**REQUIREMENT:** Return every line of the data that contains the string "title".

= = = = = = =

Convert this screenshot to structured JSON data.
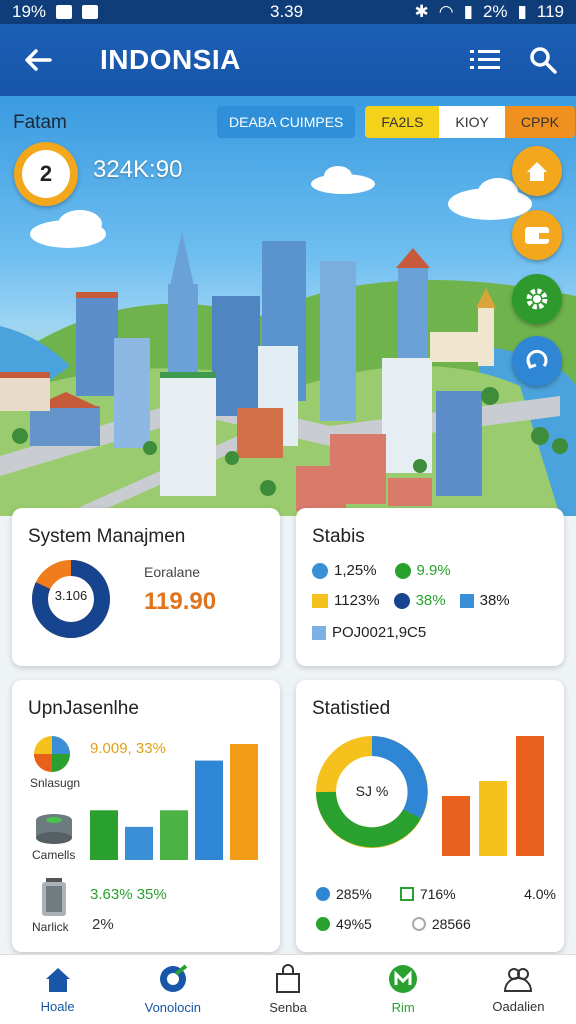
{
  "status": {
    "battery_left": "19%",
    "time": "3.39",
    "battery_right": "2%",
    "extra": "119"
  },
  "app_bar": {
    "title": "INDONSIA"
  },
  "hero": {
    "player_name": "Fatam",
    "tab_chip": "DEABA CUIMPES",
    "segments": [
      "FA2LS",
      "KIOY",
      "CPPK"
    ],
    "level": "2",
    "score": "324K:90"
  },
  "system": {
    "title": "System Manajmen",
    "donut_label": "3.106",
    "metric_label": "Eoralane",
    "metric_value": "119.90",
    "donut_fraction": 0.82
  },
  "stats": {
    "title": "Stabis",
    "r1a": "1,25%",
    "r1b": "9.9%",
    "r2a": "1123%",
    "r2b": "38%",
    "r2c": "38%",
    "r3a": "POJ0021,9C5"
  },
  "jasen": {
    "title": "UpnJasenlhe",
    "row1_value": "9.009, 33%",
    "row1_label": "Snlasugn",
    "row2_label": "Camells",
    "row3_value": "3.63% 35%",
    "row3_label": "Narlick",
    "row3_b": "2%"
  },
  "statistied": {
    "title": "Statistied",
    "donut_label": "SJ %",
    "r1a": "285%",
    "r1b": "716%",
    "r1c": "4.0%",
    "r2a": "49%5",
    "r2b": "28566"
  },
  "chart_data": [
    {
      "type": "bar",
      "values": [
        6,
        4,
        6,
        12,
        14
      ],
      "colors": [
        "#2aa12f",
        "#3b8fd6",
        "#4ab344",
        "#2f86d4",
        "#f29b17"
      ]
    },
    {
      "type": "bar",
      "values": [
        8,
        10,
        16
      ],
      "colors": [
        "#e8601c",
        "#f5c11d",
        "#e8601c"
      ]
    }
  ],
  "nav": [
    "Hoale",
    "Vonolocin",
    "Senba",
    "Rim",
    "Oadalien"
  ]
}
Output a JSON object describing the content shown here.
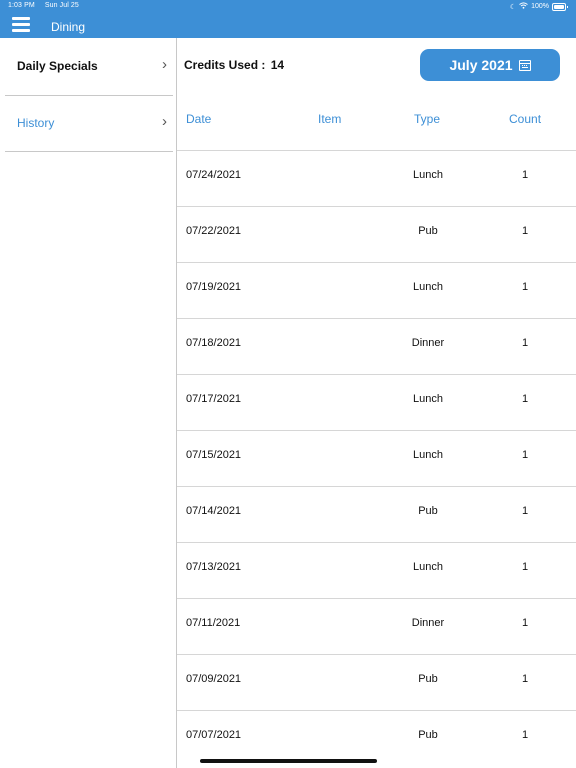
{
  "status": {
    "time": "1:03 PM",
    "date": "Sun Jul 25",
    "battery": "100%"
  },
  "nav": {
    "title": "Dining"
  },
  "sidebar": {
    "items": [
      {
        "label": "Daily Specials"
      },
      {
        "label": "History"
      }
    ]
  },
  "summary": {
    "credits_label": "Credits Used :",
    "credits_value": "14",
    "month_label": "July 2021"
  },
  "table": {
    "headers": {
      "date": "Date",
      "item": "Item",
      "type": "Type",
      "count": "Count"
    },
    "rows": [
      {
        "date": "07/24/2021",
        "type": "Lunch",
        "count": "1"
      },
      {
        "date": "07/22/2021",
        "type": "Pub",
        "count": "1"
      },
      {
        "date": "07/19/2021",
        "type": "Lunch",
        "count": "1"
      },
      {
        "date": "07/18/2021",
        "type": "Dinner",
        "count": "1"
      },
      {
        "date": "07/17/2021",
        "type": "Lunch",
        "count": "1"
      },
      {
        "date": "07/15/2021",
        "type": "Lunch",
        "count": "1"
      },
      {
        "date": "07/14/2021",
        "type": "Pub",
        "count": "1"
      },
      {
        "date": "07/13/2021",
        "type": "Lunch",
        "count": "1"
      },
      {
        "date": "07/11/2021",
        "type": "Dinner",
        "count": "1"
      },
      {
        "date": "07/09/2021",
        "type": "Pub",
        "count": "1"
      },
      {
        "date": "07/07/2021",
        "type": "Pub",
        "count": "1"
      }
    ]
  },
  "colors": {
    "accent": "#3d8fd6",
    "divider": "#d6d6d6"
  }
}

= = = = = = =

**SOLUTION:**
    "title": "INDONSIA"
    "title": "System Manajmen",
    "title": "Stabis",
    "title": "UpnJasenlhe",
    "title": "Statistied",
    "title": "Dining"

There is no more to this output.